Below are the records; how many of their lines contain "purpose"? Reply only with that figure.

Stored data:
● ● ● ● ●

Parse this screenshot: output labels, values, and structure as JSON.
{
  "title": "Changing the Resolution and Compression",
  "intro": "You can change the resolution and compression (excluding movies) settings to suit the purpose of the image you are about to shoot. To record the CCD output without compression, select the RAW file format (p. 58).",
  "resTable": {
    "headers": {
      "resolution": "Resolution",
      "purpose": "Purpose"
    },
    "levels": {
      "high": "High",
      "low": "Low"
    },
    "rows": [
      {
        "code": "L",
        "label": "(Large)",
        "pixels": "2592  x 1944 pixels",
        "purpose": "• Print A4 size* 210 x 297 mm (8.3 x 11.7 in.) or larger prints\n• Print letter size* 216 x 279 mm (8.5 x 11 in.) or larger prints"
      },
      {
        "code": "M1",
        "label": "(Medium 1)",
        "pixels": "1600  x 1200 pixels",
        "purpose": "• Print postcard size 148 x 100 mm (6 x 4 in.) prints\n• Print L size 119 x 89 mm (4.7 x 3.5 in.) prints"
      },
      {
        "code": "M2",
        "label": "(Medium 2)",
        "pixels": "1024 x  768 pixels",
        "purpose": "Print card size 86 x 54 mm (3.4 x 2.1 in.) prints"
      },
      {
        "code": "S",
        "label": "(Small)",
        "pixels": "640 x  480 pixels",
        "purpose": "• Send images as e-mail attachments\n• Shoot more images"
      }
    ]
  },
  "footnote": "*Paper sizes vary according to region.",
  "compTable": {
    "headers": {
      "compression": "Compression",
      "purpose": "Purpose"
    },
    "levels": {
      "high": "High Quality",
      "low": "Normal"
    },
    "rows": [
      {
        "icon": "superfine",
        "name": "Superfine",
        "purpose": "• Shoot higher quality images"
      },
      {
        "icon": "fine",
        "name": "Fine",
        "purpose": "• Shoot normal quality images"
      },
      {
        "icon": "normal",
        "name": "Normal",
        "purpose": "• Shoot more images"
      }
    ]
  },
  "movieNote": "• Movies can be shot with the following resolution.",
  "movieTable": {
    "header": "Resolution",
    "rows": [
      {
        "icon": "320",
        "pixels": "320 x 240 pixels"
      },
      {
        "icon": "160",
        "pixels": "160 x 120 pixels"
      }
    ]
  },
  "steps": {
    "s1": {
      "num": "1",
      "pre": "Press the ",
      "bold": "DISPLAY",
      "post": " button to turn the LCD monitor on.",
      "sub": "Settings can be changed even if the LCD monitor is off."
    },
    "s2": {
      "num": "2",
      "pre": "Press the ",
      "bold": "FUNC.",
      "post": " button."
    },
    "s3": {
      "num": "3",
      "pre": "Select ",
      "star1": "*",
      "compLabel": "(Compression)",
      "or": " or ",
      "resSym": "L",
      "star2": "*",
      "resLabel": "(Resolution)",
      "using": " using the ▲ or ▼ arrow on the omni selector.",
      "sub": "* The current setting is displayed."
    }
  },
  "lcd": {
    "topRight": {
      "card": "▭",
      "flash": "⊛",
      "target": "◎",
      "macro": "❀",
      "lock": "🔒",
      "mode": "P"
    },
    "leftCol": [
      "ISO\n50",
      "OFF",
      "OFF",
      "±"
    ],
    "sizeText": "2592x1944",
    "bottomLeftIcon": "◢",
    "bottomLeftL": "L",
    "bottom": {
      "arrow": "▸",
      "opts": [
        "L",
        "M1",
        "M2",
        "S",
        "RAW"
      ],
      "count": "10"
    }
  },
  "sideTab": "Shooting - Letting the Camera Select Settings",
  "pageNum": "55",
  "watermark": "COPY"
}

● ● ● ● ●

*Answer for the task:* 10